I once read that a sender’s act of kindness will have a positive effect chemically not only on the receiver but on the sender AND on anyone else that was around that act of kindness. This means that the thoughts we have towards someone not only affect our own well-being but the wellbeing of the one the thoughts are intended for and those that may be involved as well. I believe that your acts of kindness in prayer and thought had an effect on Chris as his surgery went so well.

I was so fortunate to attend Meaghan’s wedding on Saturday. Our beautiful and wonderful BYSJ teacher married her 7 year sweetheart, Brad, in a ceremony and reception that was elegant, intimate and meaningful. Meaghan planned all of it, meticulously making sure that all of us who attended felt the importance of what we are in her (and Brad’s) life. It was a Catholic wedding and nice for me to experience in the midst of this Chris crisis. I was brought up strict Catholic and found myself reciting verses as if I was 10 again. The priest was an elder, established and fantastic in his homily about this sacrament of Matrimony.
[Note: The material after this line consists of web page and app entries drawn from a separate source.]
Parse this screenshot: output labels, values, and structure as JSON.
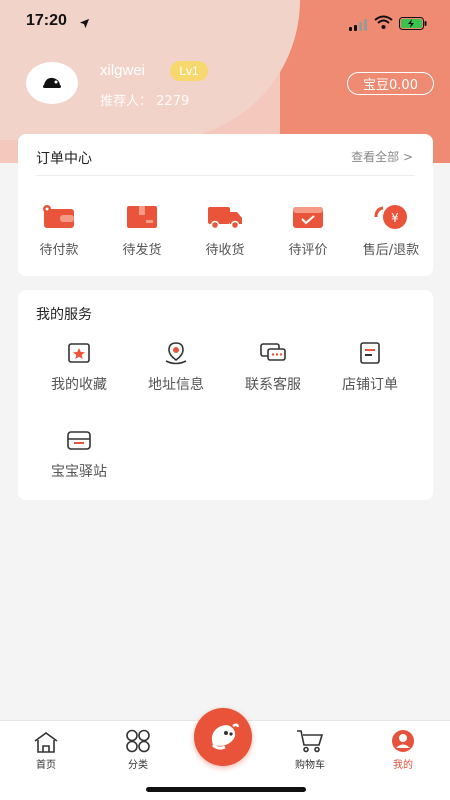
{
  "status_bar": {
    "time": "17:20"
  },
  "profile": {
    "username": "xilgwei",
    "level": "Lv1",
    "referrer_label": "推荐人：",
    "referrer_value": "2279",
    "beans": "宝豆0.00"
  },
  "orders": {
    "title": "订单中心",
    "view_all": "查看全部 >",
    "items": [
      {
        "label": "待付款",
        "icon": "wallet-icon"
      },
      {
        "label": "待发货",
        "icon": "package-icon"
      },
      {
        "label": "待收货",
        "icon": "truck-icon"
      },
      {
        "label": "待评价",
        "icon": "review-box-icon"
      },
      {
        "label": "售后/退款",
        "icon": "refund-icon"
      }
    ]
  },
  "services": {
    "title": "我的服务",
    "items": [
      {
        "label": "我的收藏",
        "icon": "favorite-icon"
      },
      {
        "label": "地址信息",
        "icon": "location-icon"
      },
      {
        "label": "联系客服",
        "icon": "chat-icon"
      },
      {
        "label": "店铺订单",
        "icon": "store-order-icon"
      },
      {
        "label": "宝宝驿站",
        "icon": "station-icon"
      }
    ]
  },
  "tabbar": {
    "items": [
      {
        "label": "首页",
        "icon": "home-icon"
      },
      {
        "label": "分类",
        "icon": "category-icon"
      },
      {
        "label": "购物车",
        "icon": "cart-icon"
      },
      {
        "label": "我的",
        "icon": "user-icon",
        "active": true
      }
    ]
  },
  "colors": {
    "accent": "#e5533c",
    "header_light": "#f2d3ca",
    "header_dark": "#ef8a73",
    "level_badge": "#f6d86e"
  }
}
His choice of words were not so much celebratory as they were real. His reflection on marriage was not only on Meaghan and Brad but on all of us – the community that surrounded Meaghan and Brad. “It’s the imperfections that make the relationship. Imperfections deepen our love for each other as a couple and as a community as we experience together our humanness.” What I heard from this was that our community is only as good as the degree to which we are all willing to be human together. Chris inspires all of us at BYSJ in the willingness to show his humanity. Life may put us in a wedding dress, a hospital gown or yoga clothes, but take that away and what we are left with is efforts that support, help, and accept our humanity and the imperfections that go along with it. Thank you Chris for bringing our community even closer as we walk with you this expression of being human! We love you.